In the Middle East, crushed cardamom pods are stuffed into the spout of a coffee pot—when the hot coffee flows over the spice, the brew acquires an aromatic, refreshing flavor. However, in her new cookbook The Arab Table, May Bisou says Arab coffee tastes best when dark roast coffee is simmered on low heat for 3 to 4 hours with as many as 10 coarsely ground cardamom pods. Sugar is never added and certainly not milk, which was thought to induce leprosy in medieval times. This hair-raising inky brew is sipped all day long, but never at breakfast when most Arabs prefer to drink tea.
Bisou, who is of Palestinian descent, notes that cardamom coffee is a traditional gesture of welcome in an Arab home and that you should never refuse the first cup of coffee offered by your host. You should drink at least three tiny cups and when you’ve had enough, signal your host by shaking the empty cup half a dozen times. (If no one offers coffee, you might begin looking for nearest exit.)
Coffee is an intensely personal brew—as Starbucks has learned to its great profit—so view the following recipe, made in a French press pot, as a starting point. The first time you make cardamom-scented coffee, try it my way. The next time, make it your own.
Cardamom-Infused Arab Coffee
To make two 8-ounce cups
4 very fresh green cardamom pods (see note)
5 to 6 heaping tablespoons freshly ground coffee (see note)
16 ounces fresh, cool water
French press pot (17 ounces or larger)
1. Lightly crush the cardamom pods in a mortar and pestle. If the seeds slip out of the pods, crush them gently. Scoop up the pods and seeds and put them in the bottom of a French press pot. Spoon in the freshly ground coffee and set aside.
2. Heat the water in a kettle until steam curls out of the spout and the water is rumbling in the pot. Just before it boils, pour it slowly into the press pot. Put the plunger unit on top of the pot but do not press down.
3. After one minute, remove the plunger unit and stir gently with a spoon. This will cause the grounds to sink to the bottom of the pot. Replace the plunger unit, but again, do not press down. Let the coffee brew for 3 or 4 more minutes.

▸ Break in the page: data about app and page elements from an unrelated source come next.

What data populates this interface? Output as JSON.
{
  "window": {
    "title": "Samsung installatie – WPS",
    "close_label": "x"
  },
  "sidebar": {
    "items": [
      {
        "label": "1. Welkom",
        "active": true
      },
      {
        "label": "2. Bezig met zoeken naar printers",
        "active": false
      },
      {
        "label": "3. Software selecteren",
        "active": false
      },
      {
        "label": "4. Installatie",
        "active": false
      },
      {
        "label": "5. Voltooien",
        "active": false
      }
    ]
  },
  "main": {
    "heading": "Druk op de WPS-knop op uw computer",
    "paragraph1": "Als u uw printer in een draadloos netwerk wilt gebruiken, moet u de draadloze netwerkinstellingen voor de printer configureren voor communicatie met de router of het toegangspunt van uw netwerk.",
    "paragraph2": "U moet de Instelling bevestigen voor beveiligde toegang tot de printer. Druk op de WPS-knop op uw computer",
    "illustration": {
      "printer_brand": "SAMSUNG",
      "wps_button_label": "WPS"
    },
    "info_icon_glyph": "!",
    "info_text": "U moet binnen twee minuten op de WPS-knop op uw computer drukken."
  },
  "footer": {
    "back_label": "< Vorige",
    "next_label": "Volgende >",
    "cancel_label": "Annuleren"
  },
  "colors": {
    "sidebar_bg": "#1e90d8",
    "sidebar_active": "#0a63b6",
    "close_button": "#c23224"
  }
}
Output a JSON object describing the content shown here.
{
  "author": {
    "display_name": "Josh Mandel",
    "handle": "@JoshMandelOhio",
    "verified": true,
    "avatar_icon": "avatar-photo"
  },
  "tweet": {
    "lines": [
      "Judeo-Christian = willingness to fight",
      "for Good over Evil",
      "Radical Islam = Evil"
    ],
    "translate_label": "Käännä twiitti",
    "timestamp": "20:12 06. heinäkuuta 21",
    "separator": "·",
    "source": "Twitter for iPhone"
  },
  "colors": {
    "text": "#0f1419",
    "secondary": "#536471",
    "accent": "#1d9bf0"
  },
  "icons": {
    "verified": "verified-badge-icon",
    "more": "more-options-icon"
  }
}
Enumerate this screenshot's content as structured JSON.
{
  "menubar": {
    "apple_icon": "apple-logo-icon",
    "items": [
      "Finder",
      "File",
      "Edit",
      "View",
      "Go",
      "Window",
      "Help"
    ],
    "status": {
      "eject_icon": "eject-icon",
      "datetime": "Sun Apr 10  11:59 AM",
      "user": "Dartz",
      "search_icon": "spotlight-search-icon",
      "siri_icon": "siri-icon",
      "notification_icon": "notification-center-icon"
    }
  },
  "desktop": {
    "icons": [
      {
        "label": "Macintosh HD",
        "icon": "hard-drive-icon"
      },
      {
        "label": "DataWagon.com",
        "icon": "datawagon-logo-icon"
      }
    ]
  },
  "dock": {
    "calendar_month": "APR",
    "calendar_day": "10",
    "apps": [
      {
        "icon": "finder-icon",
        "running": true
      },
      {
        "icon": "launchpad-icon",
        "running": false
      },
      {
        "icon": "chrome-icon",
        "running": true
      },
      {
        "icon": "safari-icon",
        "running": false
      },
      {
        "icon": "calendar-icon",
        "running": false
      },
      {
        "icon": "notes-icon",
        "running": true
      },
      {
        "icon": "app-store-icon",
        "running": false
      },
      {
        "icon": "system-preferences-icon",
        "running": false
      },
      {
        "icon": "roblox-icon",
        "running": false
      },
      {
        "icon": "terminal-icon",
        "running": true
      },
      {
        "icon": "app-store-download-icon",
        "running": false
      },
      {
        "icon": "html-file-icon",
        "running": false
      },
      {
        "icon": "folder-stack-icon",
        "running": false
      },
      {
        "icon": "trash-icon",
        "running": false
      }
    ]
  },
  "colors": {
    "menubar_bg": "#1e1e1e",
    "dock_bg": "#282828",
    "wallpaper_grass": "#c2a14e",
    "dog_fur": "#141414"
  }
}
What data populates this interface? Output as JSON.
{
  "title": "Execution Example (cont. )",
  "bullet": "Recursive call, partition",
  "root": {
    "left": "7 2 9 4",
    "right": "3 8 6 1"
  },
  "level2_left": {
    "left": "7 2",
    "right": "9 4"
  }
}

At the end of this time, press the plunger down and pour the coffee into two cups. Drink immediately.
4. For iced Arab-style coffee, pour the coffee into a pitcher and let it cool to room temperature. Refrigerate until cold. To serve, fill two glasses with ice and pour the coffee over it. For a delicious if even more inauthentic version, add 1 to 2 teaspoons of sugar or simple syrup to each glass and milk to taste before pouring in the coffee. Stir to dissolve the sugar and serve at once.
Note: If you prefer a stronger cardamom flavor, add more cardamom pods rather than increasing the brewing time of the coffee. For best results with a press pot, grind coffee beans for about 12 seconds for a medium, uniform grind. Many press pot users insist that a burr grinder is necessary to produce a uniform grind from which the maximum flavor can be extracted. I have had excellent results, however, with my old Braun blade grinder.
Editor's note: A Cup of Coffee: From Plantation to Pot, A Coffee Lover's Guide to the Perfect Brew by Norman Kolpas (New York: Grove Press, 1993) and The Arab Table: Recipes and Culinary Traditions by May S. Bisou (New York: William Morrow, 2005) are both available through www.amazon.com.